Soldiers are seen nailing Christ to the cross. (The blows fall behind a boulder.) He is later shown hanging on that cross (from a distance). Jesus' struggle to carry the heavy beams is shown, and we see a soldier's whip begin to strike Him. Men push Jesus, who has been shackled after his arrest. Interlaced are images of a Jewish priest sharpening a large knife in preparation to sacrifice Judah, who is bound and terrified on an altar. The man lifts the blade over his head and is stopped just short of thrusting it into the little lamb. He's interrupted by an earthquake, which damages buildings, including the temple.
In more slapstick fashion, Slink is hit by a horseshoe and various other objects that are thrown at him. The rat also falls from a window, cracking his head against a barrel on the way down. Rambunctious Judah head-butts a man's shins while trying to escape. Monty mistakenly kicks Slink, and a bird falls headfirst into a shovel that propels him across a room. Boss abuses his underlings, hitting them himself and also bashing them into various hard objects. The ravens torment Slink, flying with him and dropping him onto a cobblestone street. Horace and Jack bicker and push each other.
Judah is shown being captured (kidnapped?) multiple times. He's tossed into crates (prison cells?) and is seen to both languish there and frantically try to escape.
Crude or Profane Language
A bird says "sacrebleu," a French profanity. While baffled, Slink utters an incomplete "What the …?" Name-calling includes "weird," "crazy," "nuts" and "stupid."
Drug and Alcohol Content
Other Negative Elements
Horace passes gas in Monty's face when the horse faints. (Smelling salts, he figures, are harder to come by.) The pig also lets out a banger of a burp while singing, laughingly calling it a "remix." The animals observing Christ's birth are shown looking mildly disgusted and perplexed. The crows habitually steal bed sheets after Boss has his vision.
As immersed in animation as so many of us have become, some moviegoers will quickly conclude that The Lion of Judah is unsophisticated in its execution, a bit sedentary in its pacing and occasionally clumsy in its storytelling. But it's still a well-intentioned film striving to share the grand themes of spiritual redemption and hope through Jesus.
What, then, to do with cute, cuddly—talking—animals whose destiny is to be slaughtered and sacrificed? When a horrified Judah struggles to escape the altar, his humanizing characteristics demand that parents talk some kids out of thinking that God might be especially brutal for requiring him to suffer so. And because it's repeatedly stated that only Jesus can set the animals free, it's conceivable that some small children might mistakenly believe Christ came to save both people and animals.

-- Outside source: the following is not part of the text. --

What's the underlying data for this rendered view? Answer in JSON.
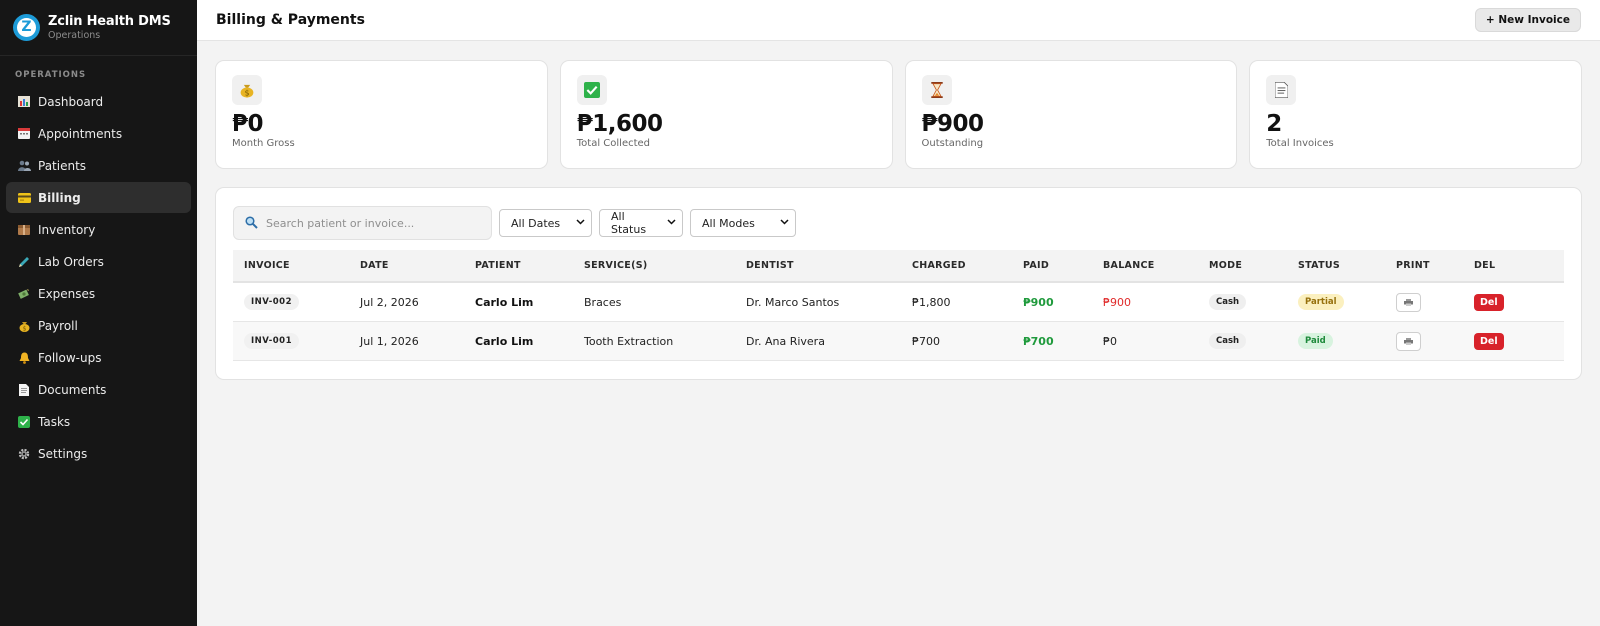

Enough elements of this Barnyard-meets-Sunday school flannelgraph parable do come together to illustrate the value of friendship, selflessness and courage in the face of crisis, not to mention Christ's redeeming power, love and sacrifice. (Because as these stable mates look for the lamb—and discover the true Lamb—they learn that Jesus is the only King who can save.) But in a Disneyfied culture that all but equates animal and human rights, The Lion of Judah opens a few spiritual doors that parents are going to want to walk through with their kids.

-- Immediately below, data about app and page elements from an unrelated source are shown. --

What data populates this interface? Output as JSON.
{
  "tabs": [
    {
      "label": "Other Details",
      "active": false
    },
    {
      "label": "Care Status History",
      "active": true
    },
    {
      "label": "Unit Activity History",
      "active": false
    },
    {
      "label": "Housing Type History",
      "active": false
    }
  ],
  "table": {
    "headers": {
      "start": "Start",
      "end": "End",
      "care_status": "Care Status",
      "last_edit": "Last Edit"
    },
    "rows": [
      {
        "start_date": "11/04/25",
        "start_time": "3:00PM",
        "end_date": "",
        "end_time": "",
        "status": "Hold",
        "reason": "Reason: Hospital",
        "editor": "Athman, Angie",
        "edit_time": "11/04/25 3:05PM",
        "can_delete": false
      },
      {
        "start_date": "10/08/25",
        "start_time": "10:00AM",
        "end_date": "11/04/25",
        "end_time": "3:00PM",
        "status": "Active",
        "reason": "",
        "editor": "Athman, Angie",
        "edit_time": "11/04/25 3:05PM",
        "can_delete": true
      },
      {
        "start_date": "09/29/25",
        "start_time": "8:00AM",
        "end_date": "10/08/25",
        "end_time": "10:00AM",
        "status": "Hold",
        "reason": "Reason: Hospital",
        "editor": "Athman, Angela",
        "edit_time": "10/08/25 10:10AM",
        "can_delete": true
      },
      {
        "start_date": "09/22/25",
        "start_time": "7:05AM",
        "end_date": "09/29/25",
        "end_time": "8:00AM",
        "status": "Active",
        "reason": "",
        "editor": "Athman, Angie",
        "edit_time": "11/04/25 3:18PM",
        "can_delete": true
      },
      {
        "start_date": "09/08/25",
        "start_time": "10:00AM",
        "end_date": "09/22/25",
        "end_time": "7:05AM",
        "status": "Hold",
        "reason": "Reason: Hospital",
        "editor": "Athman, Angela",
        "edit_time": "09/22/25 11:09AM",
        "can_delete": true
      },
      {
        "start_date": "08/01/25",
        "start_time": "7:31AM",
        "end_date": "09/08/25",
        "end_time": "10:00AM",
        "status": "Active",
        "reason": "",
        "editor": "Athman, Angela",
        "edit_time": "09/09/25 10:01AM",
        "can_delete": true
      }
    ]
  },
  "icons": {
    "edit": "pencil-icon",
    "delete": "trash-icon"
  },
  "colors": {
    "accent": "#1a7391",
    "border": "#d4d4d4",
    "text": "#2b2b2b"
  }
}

Other Belief Systems
Readability Age Range
Voices of Ernest Borgnine as Slink; Sandi Patty as Esmay; Georgina Cordova as Judah; Alphonso McAuley as Drake; Omar Benson Miller as Horace; Scott Reeves as Jack; Anupam Kher as Monty; Michael Madsen as Boss; Leon Clingman as Tony; Bruce Marchiano as Jesus; Adrienne Pierce as Helda
Deryck Broom ( )
Rocky Mountain Pictures
June 3, 2011
March 27, 2012
Meredith WhitmoreSteven Isaac